With peristaltic pumps and diaphragm pumps sharing many common applications, the challenge then becomes deciding on which type of pump is best suited for a specific application. Warren Dale of Sepro Mixing & Pumping walks through the pumping mechanisms of both types of pumps, the advantages and disadvantages of these mechanisms, and how this affects long term costs.
How Diaphragm Pumps and Peristaltic Pumps Work
Diaphragm pumps can be either single diaphragm or double diaphragm. As Warren describes in the video, a simple explanation of the mechanism of diaphragm pumps is to imagine water cupped in two hands; when the hands squeeze together, the water will fly out. Force is required to operate the diaphragms similarly, and in most cases, air is used to move the diaphragms backwards and forwards. The need for air means that diaphragm pumps require a compressor in addition to the pump itself.

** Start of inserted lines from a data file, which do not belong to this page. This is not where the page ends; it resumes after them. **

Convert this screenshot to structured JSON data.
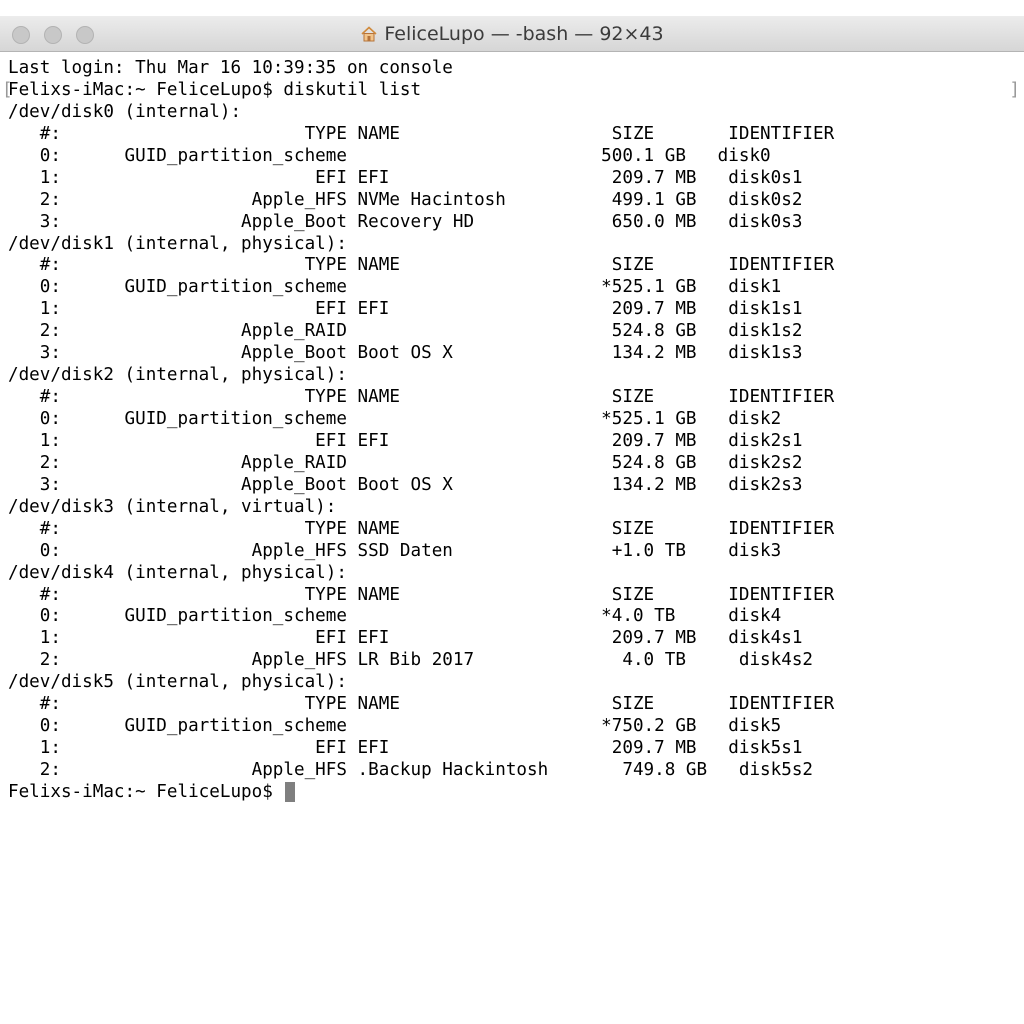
{
  "window": {
    "title": "FeliceLupo — -bash — 92×43",
    "title_icon": "home-icon"
  },
  "terminal": {
    "lines": [
      "Last login: Thu Mar 16 10:39:35 on console",
      "Felixs-iMac:~ FeliceLupo$ diskutil list",
      "/dev/disk0 (internal):",
      "   #:                       TYPE NAME                    SIZE       IDENTIFIER",
      "   0:      GUID_partition_scheme                        500.1 GB   disk0",
      "   1:                        EFI EFI                     209.7 MB   disk0s1",
      "   2:                  Apple_HFS NVMe Hacintosh          499.1 GB   disk0s2",
      "   3:                 Apple_Boot Recovery HD             650.0 MB   disk0s3",
      "/dev/disk1 (internal, physical):",
      "   #:                       TYPE NAME                    SIZE       IDENTIFIER",
      "   0:      GUID_partition_scheme                        *525.1 GB   disk1",
      "   1:                        EFI EFI                     209.7 MB   disk1s1",
      "   2:                 Apple_RAID                         524.8 GB   disk1s2",
      "   3:                 Apple_Boot Boot OS X               134.2 MB   disk1s3",
      "/dev/disk2 (internal, physical):",
      "   #:                       TYPE NAME                    SIZE       IDENTIFIER",
      "   0:      GUID_partition_scheme                        *525.1 GB   disk2",
      "   1:                        EFI EFI                     209.7 MB   disk2s1",
      "   2:                 Apple_RAID                         524.8 GB   disk2s2",
      "   3:                 Apple_Boot Boot OS X               134.2 MB   disk2s3",
      "/dev/disk3 (internal, virtual):",
      "   #:                       TYPE NAME                    SIZE       IDENTIFIER",
      "   0:                  Apple_HFS SSD Daten               +1.0 TB    disk3",
      "/dev/disk4 (internal, physical):",
      "   #:                       TYPE NAME                    SIZE       IDENTIFIER",
      "   0:      GUID_partition_scheme                        *4.0 TB     disk4",
      "   1:                        EFI EFI                     209.7 MB   disk4s1",
      "   2:                  Apple_HFS LR Bib 2017              4.0 TB     disk4s2",
      "/dev/disk5 (internal, physical):",
      "   #:                       TYPE NAME                    SIZE       IDENTIFIER",
      "   0:      GUID_partition_scheme                        *750.2 GB   disk5",
      "   1:                        EFI EFI                     209.7 MB   disk5s1",
      "   2:                  Apple_HFS .Backup Hackintosh       749.8 GB   disk5s2"
    ],
    "prompt": "Felixs-iMac:~ FeliceLupo$ ",
    "bracket_left": "[",
    "bracket_right": "]"
  }
}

The membrane mechanism of pumping requires a series of valves, often a ball in a seat, because as the diaphragm opens, the valve opens to draw product in. When the diaphragm closes, the valve closes and an opposite valve opens to pump out the product.
A peristaltic pump moves product through a hose being compressed by a series of rollers, typically two or three. As the rollers move, they compress the hose and push the product out one end of the pump. On the other end of the hose, product is pulled in as the hose once more expands. This method of pumping requires only the force needed to move the rollers and has no valves within the pump.
Advantages and Disadvantages
Peristaltic pumps excel in difficult or corrosive applications: the peristaltic pump hose life is long and there are notably long periods between required maintenance. With these challenging applications, the diaphragms within double diaphragm pumps require maintenance five or six times in the same period as a single peristaltic hose.
For sticky products or products with high solids content, solids can build up within the seat of the valve causing them to close incompletely, fail to open correctly, or in some cases, prevent the pump from pumping all. By not having any valves, peristaltic pumps avoid issues of build-up.
Double diaphragm pumps can tolerate higher upper-temperature limits than peristaltic pumps. While peristaltic pumps use natural rubber hoses, diaphragm pumps can use Teflon membranes to tolerate higher temperatures.
Diaphragm pumps require a compressor and often a backup compressor in case the primary unit fails. As a result of requiring a compressor, diaphragm pumps are typically accompanied by much higher levels of noise compared to a peristaltic pump.
Diaphragms pumps are relatively inexpensive as a capital purchase, however, the need for a compressor, frequent maintenance, and higher consumption of replacement parts results in higher operating costs over the lifetime of the pump relative to peristaltic pumps.
Not sure what pump is best suited for your application? Contact the industrial mixing experts at Sepro Mixing and Pumping.